Provided data Block Start

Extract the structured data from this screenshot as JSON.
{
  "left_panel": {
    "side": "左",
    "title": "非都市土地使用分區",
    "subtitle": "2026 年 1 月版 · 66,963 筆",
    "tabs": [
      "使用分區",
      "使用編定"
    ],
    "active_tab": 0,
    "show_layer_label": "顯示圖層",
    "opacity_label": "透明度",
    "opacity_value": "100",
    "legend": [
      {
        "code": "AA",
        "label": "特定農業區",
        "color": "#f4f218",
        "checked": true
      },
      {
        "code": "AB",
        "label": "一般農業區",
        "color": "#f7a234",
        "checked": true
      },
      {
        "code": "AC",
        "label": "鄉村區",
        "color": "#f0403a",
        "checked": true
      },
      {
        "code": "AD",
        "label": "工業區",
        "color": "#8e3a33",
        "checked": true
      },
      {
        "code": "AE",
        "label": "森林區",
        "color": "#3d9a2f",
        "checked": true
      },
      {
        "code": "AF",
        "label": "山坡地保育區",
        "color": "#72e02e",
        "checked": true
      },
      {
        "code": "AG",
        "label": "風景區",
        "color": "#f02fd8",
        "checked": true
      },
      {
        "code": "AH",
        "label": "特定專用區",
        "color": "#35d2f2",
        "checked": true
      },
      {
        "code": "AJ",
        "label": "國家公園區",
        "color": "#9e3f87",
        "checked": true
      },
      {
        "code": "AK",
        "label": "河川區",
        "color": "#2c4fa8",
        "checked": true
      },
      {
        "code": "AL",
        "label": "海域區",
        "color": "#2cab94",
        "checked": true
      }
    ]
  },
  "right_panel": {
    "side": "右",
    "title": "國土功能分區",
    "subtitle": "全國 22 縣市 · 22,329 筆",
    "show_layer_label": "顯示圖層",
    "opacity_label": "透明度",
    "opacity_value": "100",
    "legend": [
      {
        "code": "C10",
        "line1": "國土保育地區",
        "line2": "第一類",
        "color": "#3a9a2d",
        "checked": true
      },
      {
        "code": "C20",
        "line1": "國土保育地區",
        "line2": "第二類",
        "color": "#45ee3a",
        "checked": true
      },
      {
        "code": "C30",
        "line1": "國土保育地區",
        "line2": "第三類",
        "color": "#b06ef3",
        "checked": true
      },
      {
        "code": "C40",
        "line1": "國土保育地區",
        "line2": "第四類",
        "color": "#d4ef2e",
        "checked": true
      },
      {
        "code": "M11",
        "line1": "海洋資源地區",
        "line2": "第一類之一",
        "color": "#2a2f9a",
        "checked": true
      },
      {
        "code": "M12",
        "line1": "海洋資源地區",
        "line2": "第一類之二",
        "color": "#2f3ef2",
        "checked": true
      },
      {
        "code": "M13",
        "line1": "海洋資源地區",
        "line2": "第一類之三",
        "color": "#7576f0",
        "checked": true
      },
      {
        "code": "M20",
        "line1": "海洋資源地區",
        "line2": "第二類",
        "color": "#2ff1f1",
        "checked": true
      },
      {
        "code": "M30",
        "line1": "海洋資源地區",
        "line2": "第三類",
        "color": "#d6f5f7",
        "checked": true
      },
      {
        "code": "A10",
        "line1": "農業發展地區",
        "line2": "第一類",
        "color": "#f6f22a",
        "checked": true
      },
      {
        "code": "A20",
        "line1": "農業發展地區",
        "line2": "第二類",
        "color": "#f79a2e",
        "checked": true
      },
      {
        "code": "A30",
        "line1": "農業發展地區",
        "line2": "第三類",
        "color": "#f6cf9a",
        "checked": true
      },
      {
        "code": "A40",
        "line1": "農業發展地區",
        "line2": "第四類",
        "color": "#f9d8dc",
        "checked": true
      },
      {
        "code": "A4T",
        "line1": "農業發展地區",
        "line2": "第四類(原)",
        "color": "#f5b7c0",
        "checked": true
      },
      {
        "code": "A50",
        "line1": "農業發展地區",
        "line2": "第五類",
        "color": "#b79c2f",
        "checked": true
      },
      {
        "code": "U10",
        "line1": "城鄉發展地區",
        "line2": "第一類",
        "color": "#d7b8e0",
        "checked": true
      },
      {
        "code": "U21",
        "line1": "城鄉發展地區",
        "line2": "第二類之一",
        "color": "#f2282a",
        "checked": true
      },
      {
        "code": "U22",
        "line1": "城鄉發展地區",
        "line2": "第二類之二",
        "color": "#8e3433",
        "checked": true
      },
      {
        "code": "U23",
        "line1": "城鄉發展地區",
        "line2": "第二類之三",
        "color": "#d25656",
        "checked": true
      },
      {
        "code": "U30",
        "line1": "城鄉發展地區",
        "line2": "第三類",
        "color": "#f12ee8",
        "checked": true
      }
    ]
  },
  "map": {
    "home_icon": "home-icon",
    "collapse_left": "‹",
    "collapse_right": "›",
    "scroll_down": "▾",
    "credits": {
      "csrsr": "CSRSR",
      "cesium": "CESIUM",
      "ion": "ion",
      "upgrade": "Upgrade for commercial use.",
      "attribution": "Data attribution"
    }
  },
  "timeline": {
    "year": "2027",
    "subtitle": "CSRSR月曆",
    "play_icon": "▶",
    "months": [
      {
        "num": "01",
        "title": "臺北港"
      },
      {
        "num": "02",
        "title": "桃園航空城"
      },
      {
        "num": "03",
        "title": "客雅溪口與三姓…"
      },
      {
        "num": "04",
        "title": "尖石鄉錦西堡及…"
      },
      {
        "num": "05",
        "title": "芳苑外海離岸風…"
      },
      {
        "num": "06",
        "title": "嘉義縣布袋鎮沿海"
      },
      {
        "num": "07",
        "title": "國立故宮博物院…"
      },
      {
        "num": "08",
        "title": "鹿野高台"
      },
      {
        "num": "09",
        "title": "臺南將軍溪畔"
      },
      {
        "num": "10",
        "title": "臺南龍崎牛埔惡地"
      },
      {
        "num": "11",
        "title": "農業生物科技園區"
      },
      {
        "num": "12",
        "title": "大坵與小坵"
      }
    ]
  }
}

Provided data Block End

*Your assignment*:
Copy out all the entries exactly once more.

*Answer box*:
Extract the structured data from this screenshot as JSON.
{
  "left_panel": {
    "side": "左",
    "title": "非都市土地使用分區",
    "subtitle": "2026 年 1 月版 · 66,963 筆",
    "tabs": [
      "使用分區",
      "使用編定"
    ],
    "active_tab": 0,
    "show_layer_label": "顯示圖層",
    "opacity_label": "透明度",
    "opacity_value": "100",
    "legend": [
      {
        "code": "AA",
        "label": "特定農業區",
        "color": "#f4f218",
        "checked": true
      },
      {
        "code": "AB",
        "label": "一般農業區",
        "color": "#f7a234",
        "checked": true
      },
      {
        "code": "AC",
        "label": "鄉村區",
        "color": "#f0403a",
        "checked": true
      },
      {
        "code": "AD",
        "label": "工業區",
        "color": "#8e3a33",
        "checked": true
      },
      {
        "code": "AE",
        "label": "森林區",
        "color": "#3d9a2f",
        "checked": true
      },
      {
        "code": "AF",
        "label": "山坡地保育區",
        "color": "#72e02e",
        "checked": true
      },
      {
        "code": "AG",
        "label": "風景區",
        "color": "#f02fd8",
        "checked": true
      },
      {
        "code": "AH",
        "label": "特定專用區",
        "color": "#35d2f2",
        "checked": true
      },
      {
        "code": "AJ",
        "label": "國家公園區",
        "color": "#9e3f87",
        "checked": true
      },
      {
        "code": "AK",
        "label": "河川區",
        "color": "#2c4fa8",
        "checked": true
      },
      {
        "code": "AL",
        "label": "海域區",
        "color": "#2cab94",
        "checked": true
      }
    ]
  },
  "right_panel": {
    "side": "右",
    "title": "國土功能分區",
    "subtitle": "全國 22 縣市 · 22,329 筆",
    "show_layer_label": "顯示圖層",
    "opacity_label": "透明度",
    "opacity_value": "100",
    "legend": [
      {
        "code": "C10",
        "line1": "國土保育地區",
        "line2": "第一類",
        "color": "#3a9a2d",
        "checked": true
      },
      {
        "code": "C20",
        "line1": "國土保育地區",
        "line2": "第二類",
        "color": "#45ee3a",
        "checked": true
      },
      {
        "code": "C30",
        "line1": "國土保育地區",
        "line2": "第三類",
        "color": "#b06ef3",
        "checked": true
      },
      {
        "code": "C40",
        "line1": "國土保育地區",
        "line2": "第四類",
        "color": "#d4ef2e",
        "checked": true
      },
      {
        "code": "M11",
        "line1": "海洋資源地區",
        "line2": "第一類之一",
        "color": "#2a2f9a",
        "checked": true
      },
      {
        "code": "M12",
        "line1": "海洋資源地區",
        "line2": "第一類之二",
        "color": "#2f3ef2",
        "checked": true
      },
      {
        "code": "M13",
        "line1": "海洋資源地區",
        "line2": "第一類之三",
        "color": "#7576f0",
        "checked": true
      },
      {
        "code": "M20",
        "line1": "海洋資源地區",
        "line2": "第二類",
        "color": "#2ff1f1",
        "checked": true
      },
      {
        "code": "M30",
        "line1": "海洋資源地區",
        "line2": "第三類",
        "color": "#d6f5f7",
        "checked": true
      },
      {
        "code": "A10",
        "line1": "農業發展地區",
        "line2": "第一類",
        "color": "#f6f22a",
        "checked": true
      },
      {
        "code": "A20",
        "line1": "農業發展地區",
        "line2": "第二類",
        "color": "#f79a2e",
        "checked": true
      },
      {
        "code": "A30",
        "line1": "農業發展地區",
        "line2": "第三類",
        "color": "#f6cf9a",
        "checked": true
      },
      {
        "code": "A40",
        "line1": "農業發展地區",
        "line2": "第四類",
        "color": "#f9d8dc",
        "checked": true
      },
      {
        "code": "A4T",
        "line1": "農業發展地區",
        "line2": "第四類(原)",
        "color": "#f5b7c0",
        "checked": true
      },
      {
        "code": "A50",
        "line1": "農業發展地區",
        "line2": "第五類",
        "color": "#b79c2f",
        "checked": true
      },
      {
        "code": "U10",
        "line1": "城鄉發展地區",
        "line2": "第一類",
        "color": "#d7b8e0",
        "checked": true
      },
      {
        "code": "U21",
        "line1": "城鄉發展地區",
        "line2": "第二類之一",
        "color": "#f2282a",
        "checked": true
      },
      {
        "code": "U22",
        "line1": "城鄉發展地區",
        "line2": "第二類之二",
        "color": "#8e3433",
        "checked": true
      },
      {
        "code": "U23",
        "line1": "城鄉發展地區",
        "line2": "第二類之三",
        "color": "#d25656",
        "checked": true
      },
      {
        "code": "U30",
        "line1": "城鄉發展地區",
        "line2": "第三類",
        "color": "#f12ee8",
        "checked": true
      }
    ]
  },
  "map": {
    "home_icon": "home-icon",
    "collapse_left": "‹",
    "collapse_right": "›",
    "scroll_down": "▾",
    "credits": {
      "csrsr": "CSRSR",
      "cesium": "CESIUM",
      "ion": "ion",
      "upgrade": "Upgrade for commercial use.",
      "attribution": "Data attribution"
    }
  },
  "timeline": {
    "year": "2027",
    "subtitle": "CSRSR月曆",
    "play_icon": "▶",
    "months": [
      {
        "num": "01",
        "title": "臺北港"
      },
      {
        "num": "02",
        "title": "桃園航空城"
      },
      {
        "num": "03",
        "title": "客雅溪口與三姓…"
      },
      {
        "num": "04",
        "title": "尖石鄉錦西堡及…"
      },
      {
        "num": "05",
        "title": "芳苑外海離岸風…"
      },
      {
        "num": "06",
        "title": "嘉義縣布袋鎮沿海"
      },
      {
        "num": "07",
        "title": "國立故宮博物院…"
      },
      {
        "num": "08",
        "title": "鹿野高台"
      },
      {
        "num": "09",
        "title": "臺南將軍溪畔"
      },
      {
        "num": "10",
        "title": "臺南龍崎牛埔惡地"
      },
      {
        "num": "11",
        "title": "農業生物科技園區"
      },
      {
        "num": "12",
        "title": "大坵與小坵"
      }
    ]
  }
}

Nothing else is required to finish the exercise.